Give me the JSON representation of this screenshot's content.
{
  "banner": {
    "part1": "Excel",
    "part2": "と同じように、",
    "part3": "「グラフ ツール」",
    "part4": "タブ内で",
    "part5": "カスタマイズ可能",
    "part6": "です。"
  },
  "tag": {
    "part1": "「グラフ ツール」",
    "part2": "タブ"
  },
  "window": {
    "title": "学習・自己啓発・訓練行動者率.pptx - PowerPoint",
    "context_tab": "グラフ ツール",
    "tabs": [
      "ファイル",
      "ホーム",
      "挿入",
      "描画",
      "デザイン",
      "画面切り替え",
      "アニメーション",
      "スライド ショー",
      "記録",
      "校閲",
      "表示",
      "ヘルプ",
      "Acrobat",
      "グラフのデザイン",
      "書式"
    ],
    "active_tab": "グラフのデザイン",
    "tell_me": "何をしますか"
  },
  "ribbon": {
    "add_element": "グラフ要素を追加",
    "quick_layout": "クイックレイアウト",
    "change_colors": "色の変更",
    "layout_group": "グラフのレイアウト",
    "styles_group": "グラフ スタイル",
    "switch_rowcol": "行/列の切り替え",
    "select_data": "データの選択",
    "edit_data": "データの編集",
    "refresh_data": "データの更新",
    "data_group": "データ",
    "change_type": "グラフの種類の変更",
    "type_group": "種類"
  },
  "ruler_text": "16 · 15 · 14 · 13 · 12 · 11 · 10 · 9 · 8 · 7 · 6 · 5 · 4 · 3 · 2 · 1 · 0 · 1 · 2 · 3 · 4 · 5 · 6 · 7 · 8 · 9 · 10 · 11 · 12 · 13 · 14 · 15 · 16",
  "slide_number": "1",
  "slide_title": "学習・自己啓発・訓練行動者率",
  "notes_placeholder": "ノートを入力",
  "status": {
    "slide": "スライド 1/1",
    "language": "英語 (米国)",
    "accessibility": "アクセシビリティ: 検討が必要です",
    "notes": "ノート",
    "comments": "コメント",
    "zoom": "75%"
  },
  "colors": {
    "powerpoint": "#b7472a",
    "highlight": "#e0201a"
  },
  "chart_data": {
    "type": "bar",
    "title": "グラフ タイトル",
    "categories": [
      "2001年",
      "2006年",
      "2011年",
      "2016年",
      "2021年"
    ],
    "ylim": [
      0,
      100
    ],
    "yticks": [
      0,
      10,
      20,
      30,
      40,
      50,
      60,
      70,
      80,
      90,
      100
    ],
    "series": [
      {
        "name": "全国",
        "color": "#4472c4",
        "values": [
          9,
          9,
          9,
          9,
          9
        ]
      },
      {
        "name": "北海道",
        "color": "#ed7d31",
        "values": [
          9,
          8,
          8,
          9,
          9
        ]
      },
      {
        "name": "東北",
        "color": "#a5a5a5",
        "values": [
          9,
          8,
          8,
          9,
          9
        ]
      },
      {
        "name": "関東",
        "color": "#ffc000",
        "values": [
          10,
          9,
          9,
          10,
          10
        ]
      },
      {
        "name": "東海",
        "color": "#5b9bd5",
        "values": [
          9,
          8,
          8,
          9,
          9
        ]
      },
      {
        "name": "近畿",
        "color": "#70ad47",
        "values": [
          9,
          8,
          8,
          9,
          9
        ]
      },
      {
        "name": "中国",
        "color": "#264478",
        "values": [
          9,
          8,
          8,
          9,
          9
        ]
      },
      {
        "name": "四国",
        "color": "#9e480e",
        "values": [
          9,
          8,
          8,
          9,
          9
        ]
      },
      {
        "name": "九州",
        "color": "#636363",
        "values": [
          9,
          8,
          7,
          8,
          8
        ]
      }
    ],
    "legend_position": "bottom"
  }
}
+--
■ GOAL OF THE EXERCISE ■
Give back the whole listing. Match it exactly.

■ SOLUTION TO THIS TASK ■
Give me the JSON representation of this screenshot's content.
{
  "banner": {
    "part1": "Excel",
    "part2": "と同じように、",
    "part3": "「グラフ ツール」",
    "part4": "タブ内で",
    "part5": "カスタマイズ可能",
    "part6": "です。"
  },
  "tag": {
    "part1": "「グラフ ツール」",
    "part2": "タブ"
  },
  "window": {
    "title": "学習・自己啓発・訓練行動者率.pptx - PowerPoint",
    "context_tab": "グラフ ツール",
    "tabs": [
      "ファイル",
      "ホーム",
      "挿入",
      "描画",
      "デザイン",
      "画面切り替え",
      "アニメーション",
      "スライド ショー",
      "記録",
      "校閲",
      "表示",
      "ヘルプ",
      "Acrobat",
      "グラフのデザイン",
      "書式"
    ],
    "active_tab": "グラフのデザイン",
    "tell_me": "何をしますか"
  },
  "ribbon": {
    "add_element": "グラフ要素を追加",
    "quick_layout": "クイックレイアウト",
    "change_colors": "色の変更",
    "layout_group": "グラフのレイアウト",
    "styles_group": "グラフ スタイル",
    "switch_rowcol": "行/列の切り替え",
    "select_data": "データの選択",
    "edit_data": "データの編集",
    "refresh_data": "データの更新",
    "data_group": "データ",
    "change_type": "グラフの種類の変更",
    "type_group": "種類"
  },
  "ruler_text": "16 · 15 · 14 · 13 · 12 · 11 · 10 · 9 · 8 · 7 · 6 · 5 · 4 · 3 · 2 · 1 · 0 · 1 · 2 · 3 · 4 · 5 · 6 · 7 · 8 · 9 · 10 · 11 · 12 · 13 · 14 · 15 · 16",
  "slide_number": "1",
  "slide_title": "学習・自己啓発・訓練行動者率",
  "notes_placeholder": "ノートを入力",
  "status": {
    "slide": "スライド 1/1",
    "language": "英語 (米国)",
    "accessibility": "アクセシビリティ: 検討が必要です",
    "notes": "ノート",
    "comments": "コメント",
    "zoom": "75%"
  },
  "colors": {
    "powerpoint": "#b7472a",
    "highlight": "#e0201a"
  },
  "chart_data": {
    "type": "bar",
    "title": "グラフ タイトル",
    "categories": [
      "2001年",
      "2006年",
      "2011年",
      "2016年",
      "2021年"
    ],
    "ylim": [
      0,
      100
    ],
    "yticks": [
      0,
      10,
      20,
      30,
      40,
      50,
      60,
      70,
      80,
      90,
      100
    ],
    "series": [
      {
        "name": "全国",
        "color": "#4472c4",
        "values": [
          9,
          9,
          9,
          9,
          9
        ]
      },
      {
        "name": "北海道",
        "color": "#ed7d31",
        "values": [
          9,
          8,
          8,
          9,
          9
        ]
      },
      {
        "name": "東北",
        "color": "#a5a5a5",
        "values": [
          9,
          8,
          8,
          9,
          9
        ]
      },
      {
        "name": "関東",
        "color": "#ffc000",
        "values": [
          10,
          9,
          9,
          10,
          10
        ]
      },
      {
        "name": "東海",
        "color": "#5b9bd5",
        "values": [
          9,
          8,
          8,
          9,
          9
        ]
      },
      {
        "name": "近畿",
        "color": "#70ad47",
        "values": [
          9,
          8,
          8,
          9,
          9
        ]
      },
      {
        "name": "中国",
        "color": "#264478",
        "values": [
          9,
          8,
          8,
          9,
          9
        ]
      },
      {
        "name": "四国",
        "color": "#9e480e",
        "values": [
          9,
          8,
          8,
          9,
          9
        ]
      },
      {
        "name": "九州",
        "color": "#636363",
        "values": [
          9,
          8,
          7,
          8,
          8
        ]
      }
    ],
    "legend_position": "bottom"
  }
}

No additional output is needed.